(Records drawn from a dataset)

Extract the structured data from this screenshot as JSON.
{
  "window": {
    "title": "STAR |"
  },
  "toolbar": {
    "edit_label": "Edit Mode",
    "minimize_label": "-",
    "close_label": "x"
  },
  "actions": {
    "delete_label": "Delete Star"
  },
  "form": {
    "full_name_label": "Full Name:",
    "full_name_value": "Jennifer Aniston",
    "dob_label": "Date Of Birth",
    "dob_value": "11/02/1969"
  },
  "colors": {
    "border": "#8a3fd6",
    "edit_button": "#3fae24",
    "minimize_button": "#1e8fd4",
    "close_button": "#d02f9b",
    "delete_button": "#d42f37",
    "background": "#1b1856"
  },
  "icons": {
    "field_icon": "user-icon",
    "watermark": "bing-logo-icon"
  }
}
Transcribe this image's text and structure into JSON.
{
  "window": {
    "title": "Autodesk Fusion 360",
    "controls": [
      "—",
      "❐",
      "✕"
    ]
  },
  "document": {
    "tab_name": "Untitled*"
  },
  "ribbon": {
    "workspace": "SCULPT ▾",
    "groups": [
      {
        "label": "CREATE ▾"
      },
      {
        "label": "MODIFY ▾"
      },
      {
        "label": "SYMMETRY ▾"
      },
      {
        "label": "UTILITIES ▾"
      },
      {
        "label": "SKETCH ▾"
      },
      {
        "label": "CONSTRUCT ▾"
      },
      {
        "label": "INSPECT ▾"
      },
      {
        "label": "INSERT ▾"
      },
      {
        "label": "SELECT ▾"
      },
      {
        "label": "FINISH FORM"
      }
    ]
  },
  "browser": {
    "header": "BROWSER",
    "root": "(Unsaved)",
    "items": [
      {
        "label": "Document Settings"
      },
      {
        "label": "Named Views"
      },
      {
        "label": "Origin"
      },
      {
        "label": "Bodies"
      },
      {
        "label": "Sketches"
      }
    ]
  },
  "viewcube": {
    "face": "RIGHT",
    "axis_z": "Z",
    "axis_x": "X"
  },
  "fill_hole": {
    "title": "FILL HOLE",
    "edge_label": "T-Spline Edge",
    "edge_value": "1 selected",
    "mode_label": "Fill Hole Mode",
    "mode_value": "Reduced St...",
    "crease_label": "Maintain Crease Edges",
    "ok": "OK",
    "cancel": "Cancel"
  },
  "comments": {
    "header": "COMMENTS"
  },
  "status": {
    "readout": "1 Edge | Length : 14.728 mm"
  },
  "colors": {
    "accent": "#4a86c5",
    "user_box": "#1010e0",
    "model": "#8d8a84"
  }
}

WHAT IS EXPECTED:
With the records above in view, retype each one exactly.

COMPLETED EXERCISE:
Extract the structured data from this screenshot as JSON.
{
  "window": {
    "title": "STAR |"
  },
  "toolbar": {
    "edit_label": "Edit Mode",
    "minimize_label": "-",
    "close_label": "x"
  },
  "actions": {
    "delete_label": "Delete Star"
  },
  "form": {
    "full_name_label": "Full Name:",
    "full_name_value": "Jennifer Aniston",
    "dob_label": "Date Of Birth",
    "dob_value": "11/02/1969"
  },
  "colors": {
    "border": "#8a3fd6",
    "edit_button": "#3fae24",
    "minimize_button": "#1e8fd4",
    "close_button": "#d02f9b",
    "delete_button": "#d42f37",
    "background": "#1b1856"
  },
  "icons": {
    "field_icon": "user-icon",
    "watermark": "bing-logo-icon"
  }
}
Transcribe this image's text and structure into JSON.
{
  "window": {
    "title": "Autodesk Fusion 360",
    "controls": [
      "—",
      "❐",
      "✕"
    ]
  },
  "document": {
    "tab_name": "Untitled*"
  },
  "ribbon": {
    "workspace": "SCULPT ▾",
    "groups": [
      {
        "label": "CREATE ▾"
      },
      {
        "label": "MODIFY ▾"
      },
      {
        "label": "SYMMETRY ▾"
      },
      {
        "label": "UTILITIES ▾"
      },
      {
        "label": "SKETCH ▾"
      },
      {
        "label": "CONSTRUCT ▾"
      },
      {
        "label": "INSPECT ▾"
      },
      {
        "label": "INSERT ▾"
      },
      {
        "label": "SELECT ▾"
      },
      {
        "label": "FINISH FORM"
      }
    ]
  },
  "browser": {
    "header": "BROWSER",
    "root": "(Unsaved)",
    "items": [
      {
        "label": "Document Settings"
      },
      {
        "label": "Named Views"
      },
      {
        "label": "Origin"
      },
      {
        "label": "Bodies"
      },
      {
        "label": "Sketches"
      }
    ]
  },
  "viewcube": {
    "face": "RIGHT",
    "axis_z": "Z",
    "axis_x": "X"
  },
  "fill_hole": {
    "title": "FILL HOLE",
    "edge_label": "T-Spline Edge",
    "edge_value": "1 selected",
    "mode_label": "Fill Hole Mode",
    "mode_value": "Reduced St...",
    "crease_label": "Maintain Crease Edges",
    "ok": "OK",
    "cancel": "Cancel"
  },
  "comments": {
    "header": "COMMENTS"
  },
  "status": {
    "readout": "1 Edge | Length : 14.728 mm"
  },
  "colors": {
    "accent": "#4a86c5",
    "user_box": "#1010e0",
    "model": "#8d8a84"
  }
}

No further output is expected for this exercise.